Journey from the labs, classrooms and art studios of UConn to a threatened Caribbean island to the waters of Long Island Sound in the Spring-Summer 2020 issue of Wrack Lines.
The articles deal with subjects ranging from plastic pollution to solar-electric boating to a project at a school for girls in the Dominican Republic. This issue’s theme: “Too Big? Too Late? Acting locally to take on the world’s major challenges” summarizes the common thread: the stories all give examples of people doing their part to make some daunting problems a bit less overwhelming.
The “Sharing Our Stories” feature is also launched in this issue, in which a member of our staff, a researcher or partner we work with tells how and why they got into their field, or about specific aspect of their career.
ARTICLES IN THIS ISSUE:
- Editor’s column, contents and contributors
- In a paradise threatened, teaching girls to be the change they want to see
- As plastic trash fills the ocean, Pawcatuck artist finds a disturbing source of inspiration
- From tiny shards to tons in the sea, plastic pollution presents a challenge to labs, beaches and society
- A lifelong environmental journey: My love of nature led to the New England woods, the Pacific Northwest and a UConn classroom
- Plying the Sound while preventing pollution in the water and air: One-of-a-kind solar-electric pump-out vessel holds promise for transforming boating
- Entire issue
- Gallery of Tim Martin’s photos of Elizabeth Ellenwood and her work

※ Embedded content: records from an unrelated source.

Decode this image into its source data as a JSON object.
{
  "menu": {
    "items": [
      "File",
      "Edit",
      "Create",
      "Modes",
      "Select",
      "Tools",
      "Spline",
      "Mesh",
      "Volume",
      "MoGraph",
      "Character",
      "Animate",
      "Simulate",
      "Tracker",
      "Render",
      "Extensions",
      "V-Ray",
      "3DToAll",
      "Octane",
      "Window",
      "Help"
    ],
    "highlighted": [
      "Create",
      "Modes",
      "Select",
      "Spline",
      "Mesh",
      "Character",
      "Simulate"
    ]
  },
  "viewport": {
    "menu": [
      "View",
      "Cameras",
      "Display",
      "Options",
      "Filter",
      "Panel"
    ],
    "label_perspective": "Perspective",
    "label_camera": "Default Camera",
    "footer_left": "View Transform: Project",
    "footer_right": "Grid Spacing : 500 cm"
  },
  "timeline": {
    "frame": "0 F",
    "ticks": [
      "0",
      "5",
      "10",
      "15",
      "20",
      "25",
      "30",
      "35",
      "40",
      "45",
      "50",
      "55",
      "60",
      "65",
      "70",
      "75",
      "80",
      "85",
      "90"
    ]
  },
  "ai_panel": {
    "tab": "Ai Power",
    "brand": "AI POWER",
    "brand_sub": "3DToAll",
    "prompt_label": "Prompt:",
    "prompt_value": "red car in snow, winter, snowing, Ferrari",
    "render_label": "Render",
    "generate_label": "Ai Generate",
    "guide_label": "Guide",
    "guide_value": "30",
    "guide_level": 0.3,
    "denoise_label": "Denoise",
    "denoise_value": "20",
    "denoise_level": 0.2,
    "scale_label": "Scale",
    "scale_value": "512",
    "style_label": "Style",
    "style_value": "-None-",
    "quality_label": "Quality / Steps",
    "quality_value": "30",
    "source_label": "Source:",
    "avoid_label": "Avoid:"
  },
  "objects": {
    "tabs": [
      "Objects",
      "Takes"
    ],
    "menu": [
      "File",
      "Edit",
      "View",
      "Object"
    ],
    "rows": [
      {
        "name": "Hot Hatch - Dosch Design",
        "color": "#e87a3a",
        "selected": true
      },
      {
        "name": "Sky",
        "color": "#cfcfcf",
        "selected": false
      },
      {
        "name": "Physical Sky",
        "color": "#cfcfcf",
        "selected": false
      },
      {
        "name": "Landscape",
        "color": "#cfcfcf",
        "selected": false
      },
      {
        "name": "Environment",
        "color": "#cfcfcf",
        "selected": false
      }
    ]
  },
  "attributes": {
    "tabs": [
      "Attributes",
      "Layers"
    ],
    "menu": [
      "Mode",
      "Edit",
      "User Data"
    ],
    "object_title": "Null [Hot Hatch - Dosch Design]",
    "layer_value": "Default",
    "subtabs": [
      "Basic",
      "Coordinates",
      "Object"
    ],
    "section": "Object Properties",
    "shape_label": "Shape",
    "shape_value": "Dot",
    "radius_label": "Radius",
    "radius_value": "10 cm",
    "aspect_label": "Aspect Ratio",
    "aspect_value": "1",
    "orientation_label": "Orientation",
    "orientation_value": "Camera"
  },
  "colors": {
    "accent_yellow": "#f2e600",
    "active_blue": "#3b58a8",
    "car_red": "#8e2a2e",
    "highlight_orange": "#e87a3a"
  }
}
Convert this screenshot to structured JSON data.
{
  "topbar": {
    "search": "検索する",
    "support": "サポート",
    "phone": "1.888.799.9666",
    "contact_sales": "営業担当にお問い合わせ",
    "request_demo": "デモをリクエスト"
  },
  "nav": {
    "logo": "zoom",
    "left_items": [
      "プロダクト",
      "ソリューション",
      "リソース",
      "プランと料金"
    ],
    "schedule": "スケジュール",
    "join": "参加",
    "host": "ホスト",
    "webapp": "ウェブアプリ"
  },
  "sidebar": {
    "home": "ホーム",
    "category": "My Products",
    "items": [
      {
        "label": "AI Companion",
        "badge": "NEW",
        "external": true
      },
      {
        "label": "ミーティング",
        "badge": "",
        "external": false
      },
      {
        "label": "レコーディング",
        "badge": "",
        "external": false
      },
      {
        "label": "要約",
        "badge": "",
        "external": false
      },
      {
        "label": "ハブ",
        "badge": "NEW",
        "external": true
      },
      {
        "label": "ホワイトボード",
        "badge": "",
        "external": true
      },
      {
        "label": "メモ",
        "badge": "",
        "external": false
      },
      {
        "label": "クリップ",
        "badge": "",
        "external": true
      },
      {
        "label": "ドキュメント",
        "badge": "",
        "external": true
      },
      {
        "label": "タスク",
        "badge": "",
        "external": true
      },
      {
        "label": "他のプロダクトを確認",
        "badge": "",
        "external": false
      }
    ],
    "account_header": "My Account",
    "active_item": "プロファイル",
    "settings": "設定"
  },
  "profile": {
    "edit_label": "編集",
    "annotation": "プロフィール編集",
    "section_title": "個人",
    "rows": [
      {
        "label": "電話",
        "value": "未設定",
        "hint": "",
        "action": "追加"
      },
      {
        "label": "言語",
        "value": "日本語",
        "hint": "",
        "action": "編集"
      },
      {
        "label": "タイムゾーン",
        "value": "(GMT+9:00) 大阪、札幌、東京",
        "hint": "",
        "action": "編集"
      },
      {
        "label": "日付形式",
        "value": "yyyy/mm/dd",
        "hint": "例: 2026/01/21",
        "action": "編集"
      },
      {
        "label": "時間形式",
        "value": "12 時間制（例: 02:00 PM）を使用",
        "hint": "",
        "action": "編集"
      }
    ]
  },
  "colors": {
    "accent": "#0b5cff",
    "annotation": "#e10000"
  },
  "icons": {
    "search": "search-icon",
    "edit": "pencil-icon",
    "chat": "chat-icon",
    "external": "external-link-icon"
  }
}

- “Climate, Health and Cost Impacts of Solar-Electric Pump-out Boats” poster from research project with the Yale School of Public Health and the Yale Climate Change and Health Initiative